On Friday, Mayor David Briley announced that he would ask the Metro Council for $500,000 in equipment reserve funds to upgrade and modernize Nashville’s tornado siren system.
This upgrade will allow the tornado sirens to sound only if they are in the actual “polygon” of the tornado warning. Right now, all the sirens in Davidson County will go off, even if only one small part of the county is affected.
The National Weather Service began using the polygonal warning system in 2007 to be more accurate in the areas that are warned, cutting down on false alarms and a “cry wolf” syndrome.
In February the Metro Council unanimously passed a resolution for a feasibility study to look into the upgrade.
Metro Councilman Dave Rosenberg spearheaded the drive to implement this type of system:
“Right now, when a tornado siren goes off and it could be for something thirty miles away, not only is that annoying and inconvenient, but people become complacent and start ignoring the tornado sirens. Then soon they become worthless when they are being ignored and mocked. When we do this, we are enhancing public safety for a very small investment. It allows folks to become confident in the tornado sirens. And when they hear them, know that it means that they need to go find a safe place.”
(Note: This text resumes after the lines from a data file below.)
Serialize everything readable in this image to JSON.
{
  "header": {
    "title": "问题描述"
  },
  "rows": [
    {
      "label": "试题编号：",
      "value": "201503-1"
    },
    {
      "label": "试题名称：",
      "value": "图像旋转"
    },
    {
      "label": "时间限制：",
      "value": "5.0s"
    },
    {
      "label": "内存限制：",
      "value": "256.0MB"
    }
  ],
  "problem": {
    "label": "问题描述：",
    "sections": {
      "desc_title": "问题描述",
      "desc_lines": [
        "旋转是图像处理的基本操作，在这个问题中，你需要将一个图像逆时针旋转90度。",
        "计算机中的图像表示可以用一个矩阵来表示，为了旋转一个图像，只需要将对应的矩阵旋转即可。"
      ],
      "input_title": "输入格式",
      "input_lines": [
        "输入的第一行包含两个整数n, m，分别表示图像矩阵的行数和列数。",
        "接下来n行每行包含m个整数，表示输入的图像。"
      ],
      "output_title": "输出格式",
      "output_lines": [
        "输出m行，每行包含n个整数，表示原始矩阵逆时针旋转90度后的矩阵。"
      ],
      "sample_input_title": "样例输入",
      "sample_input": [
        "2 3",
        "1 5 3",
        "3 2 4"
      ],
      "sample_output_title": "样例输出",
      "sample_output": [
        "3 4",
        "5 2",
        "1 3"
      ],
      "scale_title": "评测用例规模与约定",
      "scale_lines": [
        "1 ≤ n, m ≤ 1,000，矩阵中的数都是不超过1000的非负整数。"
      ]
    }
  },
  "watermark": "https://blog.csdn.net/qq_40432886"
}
The resolution will come to the council a week from Tuesday, and there is widespread support amongst council members to push this through.